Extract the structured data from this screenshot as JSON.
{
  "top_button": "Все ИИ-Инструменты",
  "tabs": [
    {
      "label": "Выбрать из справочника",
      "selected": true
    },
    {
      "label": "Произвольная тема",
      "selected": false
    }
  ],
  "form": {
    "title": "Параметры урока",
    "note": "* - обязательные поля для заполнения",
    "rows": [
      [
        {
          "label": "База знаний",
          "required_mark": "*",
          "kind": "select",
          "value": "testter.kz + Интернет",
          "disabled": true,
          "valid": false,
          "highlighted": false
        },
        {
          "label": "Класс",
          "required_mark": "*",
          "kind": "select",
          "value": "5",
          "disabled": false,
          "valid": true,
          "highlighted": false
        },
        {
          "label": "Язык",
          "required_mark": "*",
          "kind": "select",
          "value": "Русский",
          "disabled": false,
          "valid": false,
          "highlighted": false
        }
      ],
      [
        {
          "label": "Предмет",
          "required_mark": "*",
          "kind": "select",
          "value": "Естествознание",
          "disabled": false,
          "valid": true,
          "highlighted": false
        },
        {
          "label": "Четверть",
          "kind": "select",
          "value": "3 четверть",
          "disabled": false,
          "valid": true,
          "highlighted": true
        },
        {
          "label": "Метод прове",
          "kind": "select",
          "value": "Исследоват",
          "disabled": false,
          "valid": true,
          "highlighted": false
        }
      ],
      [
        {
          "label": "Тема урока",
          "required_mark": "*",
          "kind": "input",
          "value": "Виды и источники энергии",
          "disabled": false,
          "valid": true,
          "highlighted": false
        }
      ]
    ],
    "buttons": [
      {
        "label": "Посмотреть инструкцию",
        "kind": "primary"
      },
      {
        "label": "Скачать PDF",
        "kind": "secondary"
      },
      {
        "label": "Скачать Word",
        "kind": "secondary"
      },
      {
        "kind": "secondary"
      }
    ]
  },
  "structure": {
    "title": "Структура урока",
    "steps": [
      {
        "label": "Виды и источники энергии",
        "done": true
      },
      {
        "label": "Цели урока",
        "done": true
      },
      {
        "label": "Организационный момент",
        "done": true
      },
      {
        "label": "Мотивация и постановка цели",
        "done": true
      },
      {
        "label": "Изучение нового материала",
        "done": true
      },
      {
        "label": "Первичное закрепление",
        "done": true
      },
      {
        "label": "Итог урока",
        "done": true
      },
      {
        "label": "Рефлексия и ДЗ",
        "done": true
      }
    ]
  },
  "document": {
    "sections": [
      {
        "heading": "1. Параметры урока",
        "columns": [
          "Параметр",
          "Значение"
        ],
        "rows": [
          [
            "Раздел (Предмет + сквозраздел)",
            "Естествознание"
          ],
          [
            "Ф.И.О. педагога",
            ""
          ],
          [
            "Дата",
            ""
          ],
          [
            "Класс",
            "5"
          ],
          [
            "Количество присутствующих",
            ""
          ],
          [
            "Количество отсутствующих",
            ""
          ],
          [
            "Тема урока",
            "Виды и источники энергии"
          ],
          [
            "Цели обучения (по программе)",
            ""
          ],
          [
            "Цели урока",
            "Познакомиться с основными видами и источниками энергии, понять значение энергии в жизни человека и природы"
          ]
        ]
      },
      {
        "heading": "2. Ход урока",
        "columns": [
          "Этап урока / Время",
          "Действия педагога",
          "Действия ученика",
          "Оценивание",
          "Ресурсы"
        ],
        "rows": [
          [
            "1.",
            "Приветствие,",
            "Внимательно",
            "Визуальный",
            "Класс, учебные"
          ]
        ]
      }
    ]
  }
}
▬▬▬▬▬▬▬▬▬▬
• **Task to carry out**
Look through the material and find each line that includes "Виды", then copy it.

• **Solution**
          "value": "Виды и источники энергии",
        "label": "Виды и источники энергии",
            "Виды и источники энергии"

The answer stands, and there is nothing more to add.